This collection documents the life and activities of members of the Bard family over the course of five generations, beginning with Peter Bard (1679-1734), and ending with John Bard (1818-1899), who founded Bard College with his wife, Margaret Johnston Bard (1825-1875). Peter Bard came to the United States in 1706 and settled in Delaware. It was here that he met Dinah Marmion, who he married in 1709 and with whom he had eight children. The eldest son, John (1716-1799), married Susanne Valleau in 1737, and together they moved to Hyde Park, New York. John became a physician and together they had six children, the most notable of whom was Dr. Samuel Bard. Samuel attended King’s college (later Columbia); was imprisoned in France during the Seven Years War; received medical training in Edinburgh; launched and served as the first president of the College of Physicians and Surgeons in New York; and served as a professor and a Trustee of Columbia College. Samuel was a leader in American medical education. He wrote multiple medical books, and, though a Loyalist during the Revolution, served as George Washington’s personal physician. Samuel was not only a successful physician, he also accumulated large amounts of land in the Hyde Park, New York area, renting out parcels of land to tenants. He married his cousin, Mary Bard in 1770, and together they had eight children, three of whom survived to adulthood: Eliza Bard McVickar (1789-1838); William Bard (1778-1853); and Susannah Bard Johnston (1772-1845). Susannah was the eldest daughter of Samuel and Mary. In 1792, she married John Johnstone. Together, Susannah and John had twelve children. Their eldest son, Francis Upton Johnston (1796-1858) studied under his grandfather, Dr. Samuel Bard, attending the College of Physicians and Surgeons, and later was the attending physician at the New York Hospital. This collection contains correspondence documenting family matters, illness, local news, thoughts on religion and books, and academic and professional concerns. Materials also document the business and professional affairs of the family, including deeds of land, leases and indentures, three manuscript volumes containing the text of lectures on natural philosophy delivered by Samuel Bard to students at Columbia College. Also included are several portraits of family members, multiple wills, two framed copies of a genealogical chart, documents about the founding of St. Stephen's College in 1860, and a bound manuscript of family recipes titled "Receipt Book."

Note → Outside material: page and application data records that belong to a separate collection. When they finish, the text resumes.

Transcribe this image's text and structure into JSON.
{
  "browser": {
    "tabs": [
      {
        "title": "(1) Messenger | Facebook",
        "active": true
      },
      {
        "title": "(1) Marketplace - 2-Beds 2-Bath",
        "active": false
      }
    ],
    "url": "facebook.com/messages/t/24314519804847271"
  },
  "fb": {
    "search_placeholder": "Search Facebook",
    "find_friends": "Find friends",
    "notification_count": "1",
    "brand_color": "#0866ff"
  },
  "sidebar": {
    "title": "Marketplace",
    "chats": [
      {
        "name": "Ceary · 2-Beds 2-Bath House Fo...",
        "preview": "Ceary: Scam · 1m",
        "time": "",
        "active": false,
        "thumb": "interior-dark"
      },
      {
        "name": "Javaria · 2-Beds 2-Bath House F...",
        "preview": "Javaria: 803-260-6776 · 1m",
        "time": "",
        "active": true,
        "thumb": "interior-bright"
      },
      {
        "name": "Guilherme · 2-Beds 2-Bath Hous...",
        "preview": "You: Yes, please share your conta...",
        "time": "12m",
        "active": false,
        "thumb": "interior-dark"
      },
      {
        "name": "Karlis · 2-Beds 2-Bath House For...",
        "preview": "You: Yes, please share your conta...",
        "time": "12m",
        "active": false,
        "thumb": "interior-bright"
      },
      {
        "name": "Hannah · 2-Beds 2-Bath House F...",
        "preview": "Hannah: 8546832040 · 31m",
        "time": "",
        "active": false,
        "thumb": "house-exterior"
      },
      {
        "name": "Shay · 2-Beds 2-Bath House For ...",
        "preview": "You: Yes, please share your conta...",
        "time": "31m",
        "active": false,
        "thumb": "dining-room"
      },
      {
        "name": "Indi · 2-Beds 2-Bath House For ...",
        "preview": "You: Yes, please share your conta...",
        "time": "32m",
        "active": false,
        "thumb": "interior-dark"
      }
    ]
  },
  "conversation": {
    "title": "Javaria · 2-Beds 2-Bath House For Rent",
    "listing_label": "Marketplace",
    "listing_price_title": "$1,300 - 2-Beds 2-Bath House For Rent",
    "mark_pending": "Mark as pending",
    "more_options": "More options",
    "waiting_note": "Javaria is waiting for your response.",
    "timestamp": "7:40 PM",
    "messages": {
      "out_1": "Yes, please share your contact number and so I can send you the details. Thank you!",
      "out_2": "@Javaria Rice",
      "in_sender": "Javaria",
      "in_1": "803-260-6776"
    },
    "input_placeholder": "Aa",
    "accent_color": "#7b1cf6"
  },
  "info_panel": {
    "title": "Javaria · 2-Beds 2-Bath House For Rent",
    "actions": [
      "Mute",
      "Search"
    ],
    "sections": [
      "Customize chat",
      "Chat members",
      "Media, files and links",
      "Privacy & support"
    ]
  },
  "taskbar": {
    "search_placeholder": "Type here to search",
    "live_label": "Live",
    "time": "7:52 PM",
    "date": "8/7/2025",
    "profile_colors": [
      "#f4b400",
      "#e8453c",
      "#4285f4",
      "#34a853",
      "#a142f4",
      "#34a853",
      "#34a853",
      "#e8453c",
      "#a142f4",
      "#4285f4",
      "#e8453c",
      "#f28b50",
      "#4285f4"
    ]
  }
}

The American Symphony Orchestra is a New York-based orchestra whose mission is to renew live orchestral music as a vital force in contemporary American culture. Under the direction of Leon Botstein ASO pursues innovation in concert presentation and is devoted to the promotion of musical education. At Bard College, the ASO appears in an annual winter subscription series at the Richard B. Fisher Center for the Performing Arts, and also takes part in the Bard Music Festival and SummerScape. This collection includes organizational files including papers relating to the founding of ASO and historical financial and corporate documents. The collection also contains miscellaneous ephemera relating to ASO including stagebills; advertising flyers; news releases; and reviews. The collection was given to the Archives by Lynne Meloccaro (BArd class of 1985, executive director of the ASO) through Leon Botstein.
Jacob "Jake" Grossberg (1932-2014) taught sculpture at Bard College from 1969 until he retired in 1996. He was also instrumental in developing and starting Bard’s MFA program and was named director of the program in 1981.